What is needed is an exact copy of all the records, written out in full.

SUPPLIED RECORDS Block Start

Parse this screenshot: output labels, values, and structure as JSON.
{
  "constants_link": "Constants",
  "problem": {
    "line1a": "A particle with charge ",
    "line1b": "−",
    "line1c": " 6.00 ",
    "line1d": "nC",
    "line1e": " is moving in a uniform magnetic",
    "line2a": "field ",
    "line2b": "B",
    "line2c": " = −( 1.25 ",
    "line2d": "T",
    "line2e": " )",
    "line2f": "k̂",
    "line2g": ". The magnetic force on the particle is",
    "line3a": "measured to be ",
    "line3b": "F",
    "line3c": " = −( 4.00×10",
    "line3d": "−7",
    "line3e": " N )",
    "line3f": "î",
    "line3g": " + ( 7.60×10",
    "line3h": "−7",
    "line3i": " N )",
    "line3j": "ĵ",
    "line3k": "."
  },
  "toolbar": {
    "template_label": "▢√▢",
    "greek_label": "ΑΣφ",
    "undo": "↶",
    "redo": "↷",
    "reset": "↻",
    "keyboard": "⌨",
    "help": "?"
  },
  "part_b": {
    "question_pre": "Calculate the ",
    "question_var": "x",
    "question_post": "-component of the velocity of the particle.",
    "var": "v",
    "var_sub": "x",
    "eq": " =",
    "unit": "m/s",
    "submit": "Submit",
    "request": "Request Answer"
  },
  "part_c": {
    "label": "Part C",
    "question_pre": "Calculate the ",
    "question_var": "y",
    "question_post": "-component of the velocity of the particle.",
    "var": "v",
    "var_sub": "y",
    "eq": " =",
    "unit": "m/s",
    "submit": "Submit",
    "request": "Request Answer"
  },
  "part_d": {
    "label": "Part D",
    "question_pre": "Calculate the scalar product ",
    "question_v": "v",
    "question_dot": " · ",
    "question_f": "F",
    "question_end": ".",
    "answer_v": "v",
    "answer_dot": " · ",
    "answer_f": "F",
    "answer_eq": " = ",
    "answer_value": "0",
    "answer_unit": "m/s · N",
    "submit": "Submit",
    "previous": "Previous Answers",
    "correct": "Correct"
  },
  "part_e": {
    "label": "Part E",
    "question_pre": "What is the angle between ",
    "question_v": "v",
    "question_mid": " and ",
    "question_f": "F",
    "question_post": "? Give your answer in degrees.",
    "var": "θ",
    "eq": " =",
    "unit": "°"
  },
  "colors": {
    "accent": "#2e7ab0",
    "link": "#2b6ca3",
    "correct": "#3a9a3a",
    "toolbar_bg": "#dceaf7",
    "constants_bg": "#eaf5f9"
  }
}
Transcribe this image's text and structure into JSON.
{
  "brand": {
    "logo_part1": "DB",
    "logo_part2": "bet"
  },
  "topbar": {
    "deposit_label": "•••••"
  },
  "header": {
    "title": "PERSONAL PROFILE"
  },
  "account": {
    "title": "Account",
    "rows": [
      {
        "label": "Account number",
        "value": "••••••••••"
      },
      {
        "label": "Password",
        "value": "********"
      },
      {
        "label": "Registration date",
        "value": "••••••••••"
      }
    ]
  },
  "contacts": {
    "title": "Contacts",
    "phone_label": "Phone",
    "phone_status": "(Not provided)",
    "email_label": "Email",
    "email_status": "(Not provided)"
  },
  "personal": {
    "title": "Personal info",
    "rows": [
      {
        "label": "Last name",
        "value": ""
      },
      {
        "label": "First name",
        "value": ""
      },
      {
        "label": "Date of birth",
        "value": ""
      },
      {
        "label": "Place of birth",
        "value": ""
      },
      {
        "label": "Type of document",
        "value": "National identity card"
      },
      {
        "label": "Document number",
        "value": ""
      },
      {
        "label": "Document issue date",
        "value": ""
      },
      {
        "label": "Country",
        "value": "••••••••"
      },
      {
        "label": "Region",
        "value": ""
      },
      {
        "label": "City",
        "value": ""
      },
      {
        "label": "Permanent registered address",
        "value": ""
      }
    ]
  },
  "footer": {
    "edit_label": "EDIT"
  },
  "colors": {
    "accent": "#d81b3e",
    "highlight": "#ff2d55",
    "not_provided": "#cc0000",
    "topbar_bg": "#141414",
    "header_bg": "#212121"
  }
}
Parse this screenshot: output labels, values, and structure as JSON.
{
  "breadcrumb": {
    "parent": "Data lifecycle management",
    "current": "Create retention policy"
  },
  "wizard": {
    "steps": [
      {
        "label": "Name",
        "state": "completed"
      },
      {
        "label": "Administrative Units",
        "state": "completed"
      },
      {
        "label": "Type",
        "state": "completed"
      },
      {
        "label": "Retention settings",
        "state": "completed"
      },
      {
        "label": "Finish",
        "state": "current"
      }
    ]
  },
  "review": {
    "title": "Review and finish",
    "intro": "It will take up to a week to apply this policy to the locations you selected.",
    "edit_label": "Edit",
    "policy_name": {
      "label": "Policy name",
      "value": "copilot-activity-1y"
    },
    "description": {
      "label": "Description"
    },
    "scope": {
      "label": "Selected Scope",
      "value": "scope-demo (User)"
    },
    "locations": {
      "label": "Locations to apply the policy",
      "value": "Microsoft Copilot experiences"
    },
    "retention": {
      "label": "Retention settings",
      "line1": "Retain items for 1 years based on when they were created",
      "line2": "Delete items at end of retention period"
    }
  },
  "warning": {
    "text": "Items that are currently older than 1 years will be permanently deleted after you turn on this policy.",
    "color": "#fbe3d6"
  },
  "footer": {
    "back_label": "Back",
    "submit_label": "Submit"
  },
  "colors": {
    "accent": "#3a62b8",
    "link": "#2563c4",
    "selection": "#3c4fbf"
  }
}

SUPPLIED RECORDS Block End

• OUTPUT FOR THIS TASK
Parse this screenshot: output labels, values, and structure as JSON.
{
  "constants_link": "Constants",
  "problem": {
    "line1a": "A particle with charge ",
    "line1b": "−",
    "line1c": " 6.00 ",
    "line1d": "nC",
    "line1e": " is moving in a uniform magnetic",
    "line2a": "field ",
    "line2b": "B",
    "line2c": " = −( 1.25 ",
    "line2d": "T",
    "line2e": " )",
    "line2f": "k̂",
    "line2g": ". The magnetic force on the particle is",
    "line3a": "measured to be ",
    "line3b": "F",
    "line3c": " = −( 4.00×10",
    "line3d": "−7",
    "line3e": " N )",
    "line3f": "î",
    "line3g": " + ( 7.60×10",
    "line3h": "−7",
    "line3i": " N )",
    "line3j": "ĵ",
    "line3k": "."
  },
  "toolbar": {
    "template_label": "▢√▢",
    "greek_label": "ΑΣφ",
    "undo": "↶",
    "redo": "↷",
    "reset": "↻",
    "keyboard": "⌨",
    "help": "?"
  },
  "part_b": {
    "question_pre": "Calculate the ",
    "question_var": "x",
    "question_post": "-component of the velocity of the particle.",
    "var": "v",
    "var_sub": "x",
    "eq": " =",
    "unit": "m/s",
    "submit": "Submit",
    "request": "Request Answer"
  },
  "part_c": {
    "label": "Part C",
    "question_pre": "Calculate the ",
    "question_var": "y",
    "question_post": "-component of the velocity of the particle.",
    "var": "v",
    "var_sub": "y",
    "eq": " =",
    "unit": "m/s",
    "submit": "Submit",
    "request": "Request Answer"
  },
  "part_d": {
    "label": "Part D",
    "question_pre": "Calculate the scalar product ",
    "question_v": "v",
    "question_dot": " · ",
    "question_f": "F",
    "question_end": ".",
    "answer_v": "v",
    "answer_dot": " · ",
    "answer_f": "F",
    "answer_eq": " = ",
    "answer_value": "0",
    "answer_unit": "m/s · N",
    "submit": "Submit",
    "previous": "Previous Answers",
    "correct": "Correct"
  },
  "part_e": {
    "label": "Part E",
    "question_pre": "What is the angle between ",
    "question_v": "v",
    "question_mid": " and ",
    "question_f": "F",
    "question_post": "? Give your answer in degrees.",
    "var": "θ",
    "eq": " =",
    "unit": "°"
  },
  "colors": {
    "accent": "#2e7ab0",
    "link": "#2b6ca3",
    "correct": "#3a9a3a",
    "toolbar_bg": "#dceaf7",
    "constants_bg": "#eaf5f9"
  }
}
Transcribe this image's text and structure into JSON.
{
  "brand": {
    "logo_part1": "DB",
    "logo_part2": "bet"
  },
  "topbar": {
    "deposit_label": "•••••"
  },
  "header": {
    "title": "PERSONAL PROFILE"
  },
  "account": {
    "title": "Account",
    "rows": [
      {
        "label": "Account number",
        "value": "••••••••••"
      },
      {
        "label": "Password",
        "value": "********"
      },
      {
        "label": "Registration date",
        "value": "••••••••••"
      }
    ]
  },
  "contacts": {
    "title": "Contacts",
    "phone_label": "Phone",
    "phone_status": "(Not provided)",
    "email_label": "Email",
    "email_status": "(Not provided)"
  },
  "personal": {
    "title": "Personal info",
    "rows": [
      {
        "label": "Last name",
        "value": ""
      },
      {
        "label": "First name",
        "value": ""
      },
      {
        "label": "Date of birth",
        "value": ""
      },
      {
        "label": "Place of birth",
        "value": ""
      },
      {
        "label": "Type of document",
        "value": "National identity card"
      },
      {
        "label": "Document number",
        "value": ""
      },
      {
        "label": "Document issue date",
        "value": ""
      },
      {
        "label": "Country",
        "value": "••••••••"
      },
      {
        "label": "Region",
        "value": ""
      },
      {
        "label": "City",
        "value": ""
      },
      {
        "label": "Permanent registered address",
        "value": ""
      }
    ]
  },
  "footer": {
    "edit_label": "EDIT"
  },
  "colors": {
    "accent": "#d81b3e",
    "highlight": "#ff2d55",
    "not_provided": "#cc0000",
    "topbar_bg": "#141414",
    "header_bg": "#212121"
  }
}
Parse this screenshot: output labels, values, and structure as JSON.
{
  "breadcrumb": {
    "parent": "Data lifecycle management",
    "current": "Create retention policy"
  },
  "wizard": {
    "steps": [
      {
        "label": "Name",
        "state": "completed"
      },
      {
        "label": "Administrative Units",
        "state": "completed"
      },
      {
        "label": "Type",
        "state": "completed"
      },
      {
        "label": "Retention settings",
        "state": "completed"
      },
      {
        "label": "Finish",
        "state": "current"
      }
    ]
  },
  "review": {
    "title": "Review and finish",
    "intro": "It will take up to a week to apply this policy to the locations you selected.",
    "edit_label": "Edit",
    "policy_name": {
      "label": "Policy name",
      "value": "copilot-activity-1y"
    },
    "description": {
      "label": "Description"
    },
    "scope": {
      "label": "Selected Scope",
      "value": "scope-demo (User)"
    },
    "locations": {
      "label": "Locations to apply the policy",
      "value": "Microsoft Copilot experiences"
    },
    "retention": {
      "label": "Retention settings",
      "line1": "Retain items for 1 years based on when they were created",
      "line2": "Delete items at end of retention period"
    }
  },
  "warning": {
    "text": "Items that are currently older than 1 years will be permanently deleted after you turn on this policy.",
    "color": "#fbe3d6"
  },
  "footer": {
    "back_label": "Back",
    "submit_label": "Submit"
  },
  "colors": {
    "accent": "#3a62b8",
    "link": "#2563c4",
    "selection": "#3c4fbf"
  }
}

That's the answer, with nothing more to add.